The site of famished hardcore and errant Styrofoam abetted the argument but really I think the constabulary found the charming smiles of the female conspirators more persuasive. Observing this wasn’t a particularly cut-throat bunch of sans-culottes, they let us carry on.

Three years on it is astounding to consider the media furore our small action unleashed. Within hours of an online article appearing the John Murray Show was in touch looking for interviews. We continued with further actions, planting trees on sites in Wicklow near Rathdrum and then Cherrywood, Dublin where RTE news crews turned up.

I was interviewed with a neck tie wrapped around my head. Coated in dust I looked like a cross between a tramp and the Karate Kid. The Irish Times, Independent and Daily Mail featured pictures of us digging in costumes on their front pages. It culminated in Serena Brabazon delivering a TEDx talk at the Bord Gais Theatre.

We were happy to court publicity and played to the cameras. We chose business suits in imitation of the banking elites that had brought the country to ruin and allowed the landscape to be blighted with unfinished developments.

NAMA to Nature’s success can be attributed to the capacity of new media to transform a small action into a much larger spectacle. Online publication and Facebook allowed us to bring images to a wide audience, and mainstream media was attracted by the exotic phenomenon of guerrilla gardening. It also helped that the participants were well-spoken and possessed a sense of humour.

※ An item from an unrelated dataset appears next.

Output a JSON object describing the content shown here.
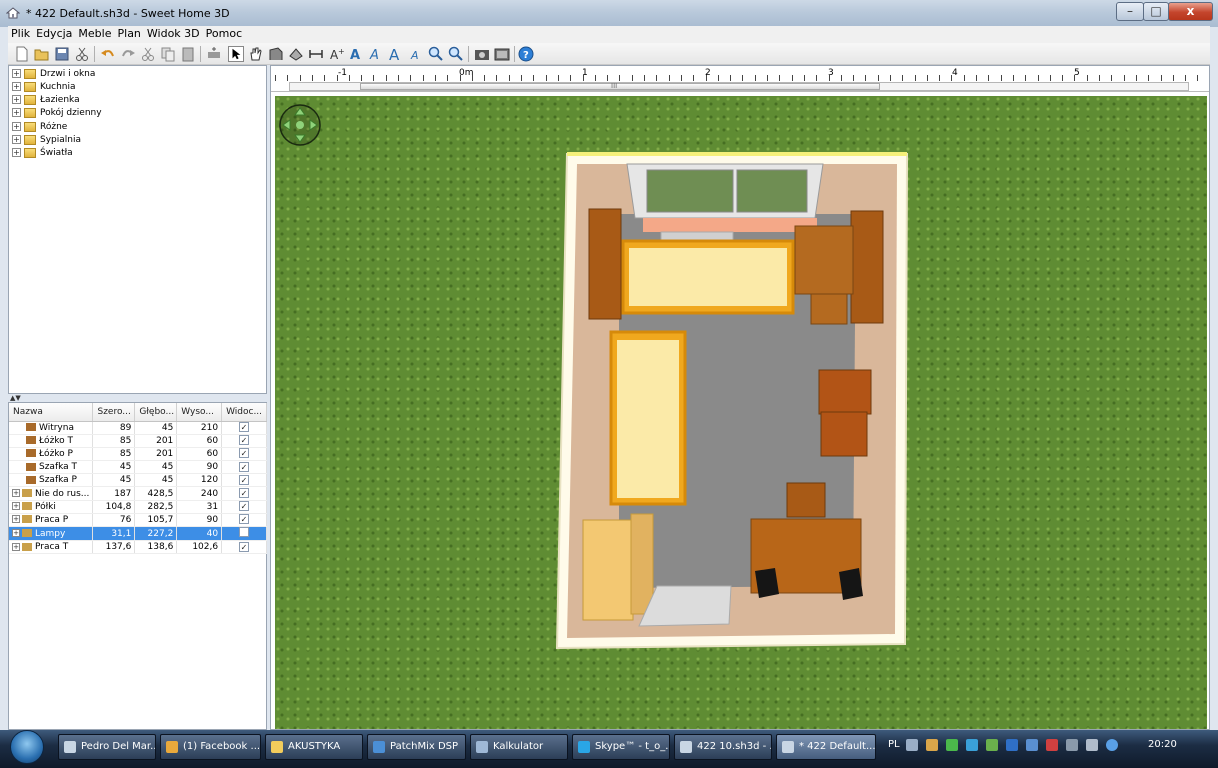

What also made NAMA to Nature a brief hit was it lifted the national mood during a period in 2012 when morale was in a trough, by offering a novel response to problems that seemed intractable. We showed that you could do something quite easily to improve a local environment.

Beyond the burlesque, what we were doing was actually a serious questioning of the inviolability of property rights. We were tentatively identifying grounds under which a right to property might be set aside for the greater good of the community, and even for the sake of the natural environment.

We were saying that the tragedy of the Irish commons where tax breaks and lax planning allowed developments with no regard to infrastructure could be challenged and that ownership only stretched so far. Without proposing anarchy, we were asserting that communities hold rights over all property in their vicinity. We were also pointing to a consistent Irish blind spot: the failure of many property owners to protect biodiversity.

Those of us who were involved in NAMA to Nature are hopeful that attitudes to the environment are changing and there is a growing appreciation of the intrinsic value of biodiversity.

But shockingly, like many such eyesores around the country, nothing has been done to clean the Waterways site. Many of the trees are growing but substantial debris needs to be cleared.

It beggars belief that a state so keen to promote tourism through images of the natural beauty with which we are blessed allows such grotesque edifices to endure. It demands a response from county councils, and if they fail to act then the national government must step in.

Longer term we should anticipate problems before they materialize: just as tax breaks and lax planning allowed the property bubble to develop, today a lack of restraint on farming with the end of milk quotas is set to cause damage to Irish biodiversity and increase our greenhouse gas emissions.

The popularity of NAMA to Nature attested to a deep attachment to nature and an awareness that over time and especially during the Celtic Tiger we paid insufficient attention to it. But the blight of unfinished estates reveals the ghosts that remain in our midst.